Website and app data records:
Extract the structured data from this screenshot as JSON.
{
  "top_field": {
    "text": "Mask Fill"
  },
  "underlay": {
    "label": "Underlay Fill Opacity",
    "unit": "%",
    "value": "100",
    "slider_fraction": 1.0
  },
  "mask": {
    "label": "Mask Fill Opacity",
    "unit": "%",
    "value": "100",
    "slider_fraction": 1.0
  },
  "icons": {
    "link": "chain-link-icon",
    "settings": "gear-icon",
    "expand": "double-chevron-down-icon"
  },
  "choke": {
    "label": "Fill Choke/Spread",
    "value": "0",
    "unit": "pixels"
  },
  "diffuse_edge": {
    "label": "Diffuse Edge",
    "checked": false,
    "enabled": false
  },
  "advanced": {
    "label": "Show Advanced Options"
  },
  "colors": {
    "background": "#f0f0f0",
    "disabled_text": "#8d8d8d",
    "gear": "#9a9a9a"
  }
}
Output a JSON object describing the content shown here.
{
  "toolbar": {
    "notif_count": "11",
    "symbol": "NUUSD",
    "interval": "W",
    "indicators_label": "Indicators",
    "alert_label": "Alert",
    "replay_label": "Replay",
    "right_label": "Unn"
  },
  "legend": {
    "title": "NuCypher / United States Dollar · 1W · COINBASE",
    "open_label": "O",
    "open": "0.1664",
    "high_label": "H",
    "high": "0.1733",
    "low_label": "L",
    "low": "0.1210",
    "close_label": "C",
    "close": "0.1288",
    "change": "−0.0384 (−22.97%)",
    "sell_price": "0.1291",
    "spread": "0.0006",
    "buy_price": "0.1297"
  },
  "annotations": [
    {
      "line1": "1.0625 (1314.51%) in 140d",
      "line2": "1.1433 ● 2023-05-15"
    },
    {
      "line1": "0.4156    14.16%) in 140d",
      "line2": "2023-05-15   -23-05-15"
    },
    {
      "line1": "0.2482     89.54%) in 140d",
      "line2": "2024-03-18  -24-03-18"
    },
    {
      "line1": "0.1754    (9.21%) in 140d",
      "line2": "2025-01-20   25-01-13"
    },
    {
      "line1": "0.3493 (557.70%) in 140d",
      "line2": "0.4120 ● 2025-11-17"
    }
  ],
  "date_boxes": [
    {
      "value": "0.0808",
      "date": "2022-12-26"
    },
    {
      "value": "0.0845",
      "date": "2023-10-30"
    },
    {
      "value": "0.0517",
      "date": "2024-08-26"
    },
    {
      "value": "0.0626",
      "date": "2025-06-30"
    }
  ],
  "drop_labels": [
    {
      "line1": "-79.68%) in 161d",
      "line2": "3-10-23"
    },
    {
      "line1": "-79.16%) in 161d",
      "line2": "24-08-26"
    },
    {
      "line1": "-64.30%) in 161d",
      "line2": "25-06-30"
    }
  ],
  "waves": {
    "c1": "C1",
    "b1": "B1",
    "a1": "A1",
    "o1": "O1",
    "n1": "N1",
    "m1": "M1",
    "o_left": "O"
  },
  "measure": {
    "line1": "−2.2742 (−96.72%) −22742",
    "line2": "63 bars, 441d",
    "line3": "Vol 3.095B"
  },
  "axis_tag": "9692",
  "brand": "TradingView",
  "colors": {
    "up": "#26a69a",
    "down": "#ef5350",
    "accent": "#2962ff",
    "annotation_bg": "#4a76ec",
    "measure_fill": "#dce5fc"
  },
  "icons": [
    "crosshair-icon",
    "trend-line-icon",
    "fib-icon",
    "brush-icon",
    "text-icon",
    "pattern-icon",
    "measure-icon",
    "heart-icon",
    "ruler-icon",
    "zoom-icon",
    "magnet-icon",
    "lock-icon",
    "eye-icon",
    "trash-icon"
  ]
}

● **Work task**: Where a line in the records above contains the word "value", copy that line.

● **Answer for this exercise**:
    "value": "100",
    "value": "100",
    "value": "0",
      "value": "0.0808",
      "value": "0.0845",
      "value": "0.0517",
      "value": "0.0626",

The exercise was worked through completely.